### Task to complete
Locate all lines in the data below that hold "освіти" and show them.

*** Dataset excerpts Section Begins ***

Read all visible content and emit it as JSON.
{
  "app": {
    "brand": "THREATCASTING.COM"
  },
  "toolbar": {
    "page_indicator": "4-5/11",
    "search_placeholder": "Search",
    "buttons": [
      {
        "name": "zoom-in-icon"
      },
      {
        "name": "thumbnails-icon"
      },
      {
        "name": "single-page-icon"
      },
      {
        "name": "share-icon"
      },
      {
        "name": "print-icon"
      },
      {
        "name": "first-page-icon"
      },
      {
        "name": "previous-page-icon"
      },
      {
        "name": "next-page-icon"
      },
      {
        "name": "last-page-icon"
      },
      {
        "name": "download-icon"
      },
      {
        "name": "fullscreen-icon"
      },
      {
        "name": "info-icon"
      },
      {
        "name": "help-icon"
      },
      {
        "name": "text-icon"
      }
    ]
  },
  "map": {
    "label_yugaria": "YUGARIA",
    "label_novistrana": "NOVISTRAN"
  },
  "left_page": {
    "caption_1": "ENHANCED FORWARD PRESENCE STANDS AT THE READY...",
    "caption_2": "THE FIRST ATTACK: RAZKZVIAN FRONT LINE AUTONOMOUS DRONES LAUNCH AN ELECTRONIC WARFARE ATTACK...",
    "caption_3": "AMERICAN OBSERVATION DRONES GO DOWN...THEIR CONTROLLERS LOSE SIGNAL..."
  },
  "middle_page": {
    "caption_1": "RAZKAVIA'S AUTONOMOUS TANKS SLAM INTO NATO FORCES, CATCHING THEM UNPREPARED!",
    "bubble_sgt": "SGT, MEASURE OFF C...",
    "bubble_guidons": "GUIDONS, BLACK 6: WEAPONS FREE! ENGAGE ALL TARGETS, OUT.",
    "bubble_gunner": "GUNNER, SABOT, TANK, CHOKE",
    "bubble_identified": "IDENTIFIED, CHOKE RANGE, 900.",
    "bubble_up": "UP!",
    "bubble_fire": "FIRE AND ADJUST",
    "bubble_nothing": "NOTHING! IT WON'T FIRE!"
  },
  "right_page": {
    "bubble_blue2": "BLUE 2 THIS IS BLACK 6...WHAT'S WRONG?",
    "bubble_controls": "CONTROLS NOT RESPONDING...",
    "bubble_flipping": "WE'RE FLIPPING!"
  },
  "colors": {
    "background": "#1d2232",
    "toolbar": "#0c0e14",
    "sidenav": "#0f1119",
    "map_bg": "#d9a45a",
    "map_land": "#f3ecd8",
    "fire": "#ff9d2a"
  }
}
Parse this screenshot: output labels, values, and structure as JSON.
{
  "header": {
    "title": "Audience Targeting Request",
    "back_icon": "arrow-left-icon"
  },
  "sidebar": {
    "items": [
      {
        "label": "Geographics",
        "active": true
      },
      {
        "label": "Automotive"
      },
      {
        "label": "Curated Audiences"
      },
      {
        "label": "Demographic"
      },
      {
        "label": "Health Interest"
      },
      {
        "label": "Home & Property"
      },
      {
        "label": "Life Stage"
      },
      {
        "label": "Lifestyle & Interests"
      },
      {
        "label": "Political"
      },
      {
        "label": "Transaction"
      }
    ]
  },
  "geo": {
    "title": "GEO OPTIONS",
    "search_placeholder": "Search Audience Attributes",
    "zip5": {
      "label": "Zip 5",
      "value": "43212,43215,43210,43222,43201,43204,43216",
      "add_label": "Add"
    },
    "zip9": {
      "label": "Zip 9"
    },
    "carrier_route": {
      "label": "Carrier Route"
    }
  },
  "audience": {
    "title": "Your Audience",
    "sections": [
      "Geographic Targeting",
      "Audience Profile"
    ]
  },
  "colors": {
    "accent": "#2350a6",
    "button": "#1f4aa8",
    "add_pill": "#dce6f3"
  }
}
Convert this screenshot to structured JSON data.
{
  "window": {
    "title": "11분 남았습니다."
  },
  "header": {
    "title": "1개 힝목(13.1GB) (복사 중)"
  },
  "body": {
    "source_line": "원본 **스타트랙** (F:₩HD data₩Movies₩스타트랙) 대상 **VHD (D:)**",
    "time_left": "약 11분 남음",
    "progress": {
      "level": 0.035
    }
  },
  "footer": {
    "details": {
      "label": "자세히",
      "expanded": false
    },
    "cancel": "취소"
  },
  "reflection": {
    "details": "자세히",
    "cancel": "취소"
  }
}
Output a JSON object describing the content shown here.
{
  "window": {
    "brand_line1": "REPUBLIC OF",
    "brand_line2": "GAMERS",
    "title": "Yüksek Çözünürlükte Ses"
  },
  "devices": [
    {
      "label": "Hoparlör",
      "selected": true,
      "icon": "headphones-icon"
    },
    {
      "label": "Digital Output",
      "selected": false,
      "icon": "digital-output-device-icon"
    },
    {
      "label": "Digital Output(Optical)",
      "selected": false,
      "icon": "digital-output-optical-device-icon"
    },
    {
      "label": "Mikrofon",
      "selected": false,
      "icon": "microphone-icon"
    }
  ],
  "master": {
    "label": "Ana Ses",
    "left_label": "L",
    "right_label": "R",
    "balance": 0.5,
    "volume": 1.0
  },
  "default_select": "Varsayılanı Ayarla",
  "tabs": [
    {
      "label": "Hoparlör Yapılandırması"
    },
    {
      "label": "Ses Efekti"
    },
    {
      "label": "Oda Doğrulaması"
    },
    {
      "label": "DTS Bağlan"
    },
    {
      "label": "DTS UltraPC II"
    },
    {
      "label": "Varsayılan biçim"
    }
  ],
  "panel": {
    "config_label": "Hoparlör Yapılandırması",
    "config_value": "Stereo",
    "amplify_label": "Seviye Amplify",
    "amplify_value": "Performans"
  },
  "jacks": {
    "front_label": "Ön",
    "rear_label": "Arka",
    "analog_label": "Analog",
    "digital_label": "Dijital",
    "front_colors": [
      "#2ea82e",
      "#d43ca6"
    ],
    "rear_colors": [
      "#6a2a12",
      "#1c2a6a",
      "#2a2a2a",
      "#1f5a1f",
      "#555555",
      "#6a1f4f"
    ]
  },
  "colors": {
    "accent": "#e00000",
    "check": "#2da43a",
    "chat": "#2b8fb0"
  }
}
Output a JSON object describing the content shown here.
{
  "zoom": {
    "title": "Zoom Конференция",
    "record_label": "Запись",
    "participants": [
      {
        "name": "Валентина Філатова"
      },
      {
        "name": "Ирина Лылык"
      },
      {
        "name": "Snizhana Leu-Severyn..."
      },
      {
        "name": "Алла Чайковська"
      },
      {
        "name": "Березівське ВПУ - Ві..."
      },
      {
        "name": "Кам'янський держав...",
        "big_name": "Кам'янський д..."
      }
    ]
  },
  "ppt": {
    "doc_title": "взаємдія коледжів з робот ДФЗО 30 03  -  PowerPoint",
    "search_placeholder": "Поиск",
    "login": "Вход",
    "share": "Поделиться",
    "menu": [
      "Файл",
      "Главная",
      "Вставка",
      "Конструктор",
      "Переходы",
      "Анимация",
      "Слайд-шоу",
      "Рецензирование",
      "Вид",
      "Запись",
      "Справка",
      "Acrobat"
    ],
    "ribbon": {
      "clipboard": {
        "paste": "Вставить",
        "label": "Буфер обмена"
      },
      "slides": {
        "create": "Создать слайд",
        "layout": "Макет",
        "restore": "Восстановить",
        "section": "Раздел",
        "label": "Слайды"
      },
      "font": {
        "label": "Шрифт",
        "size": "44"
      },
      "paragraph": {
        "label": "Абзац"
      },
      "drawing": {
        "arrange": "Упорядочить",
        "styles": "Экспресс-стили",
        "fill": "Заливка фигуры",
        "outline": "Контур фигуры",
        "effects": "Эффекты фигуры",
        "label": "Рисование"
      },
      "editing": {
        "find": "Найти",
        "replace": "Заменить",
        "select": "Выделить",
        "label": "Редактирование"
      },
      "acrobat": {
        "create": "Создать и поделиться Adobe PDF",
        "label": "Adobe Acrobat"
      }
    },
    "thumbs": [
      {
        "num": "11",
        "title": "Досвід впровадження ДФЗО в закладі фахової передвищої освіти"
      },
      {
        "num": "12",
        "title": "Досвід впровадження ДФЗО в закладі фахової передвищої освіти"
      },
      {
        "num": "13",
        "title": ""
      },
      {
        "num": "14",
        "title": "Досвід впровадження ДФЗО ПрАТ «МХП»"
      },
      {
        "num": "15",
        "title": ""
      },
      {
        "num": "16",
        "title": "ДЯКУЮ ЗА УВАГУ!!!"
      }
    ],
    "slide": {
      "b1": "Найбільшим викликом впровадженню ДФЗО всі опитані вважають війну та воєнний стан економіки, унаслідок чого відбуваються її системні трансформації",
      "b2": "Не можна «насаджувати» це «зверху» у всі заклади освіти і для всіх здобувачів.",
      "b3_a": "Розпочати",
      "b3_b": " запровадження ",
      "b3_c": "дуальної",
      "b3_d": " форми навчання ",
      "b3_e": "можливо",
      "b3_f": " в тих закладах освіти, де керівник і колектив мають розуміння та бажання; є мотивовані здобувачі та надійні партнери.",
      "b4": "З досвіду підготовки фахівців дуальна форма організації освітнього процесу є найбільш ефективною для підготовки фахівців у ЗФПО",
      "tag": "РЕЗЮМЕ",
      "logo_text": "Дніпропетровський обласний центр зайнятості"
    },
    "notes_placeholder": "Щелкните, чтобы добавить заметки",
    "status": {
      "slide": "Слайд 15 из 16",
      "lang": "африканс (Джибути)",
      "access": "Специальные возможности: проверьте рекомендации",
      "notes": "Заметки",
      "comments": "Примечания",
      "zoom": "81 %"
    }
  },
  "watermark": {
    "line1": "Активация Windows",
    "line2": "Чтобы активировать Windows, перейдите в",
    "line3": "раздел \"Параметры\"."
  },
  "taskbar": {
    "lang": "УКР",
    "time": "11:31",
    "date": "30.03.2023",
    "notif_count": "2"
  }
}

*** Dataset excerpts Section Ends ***

### Result
        "title": "Досвід впровадження ДФЗО в закладі фахової передвищої освіти"
        "title": "Досвід впровадження ДФЗО в закладі фахової передвищої освіти"
      "b2": "Не можна «насаджувати» це «зверху» у всі заклади освіти і для всіх здобувачів.",
      "b3_f": " в тих закладах освіти, де керівник і колектив мають розуміння та бажання; є мотивовані здобувачі та надійні партнери.",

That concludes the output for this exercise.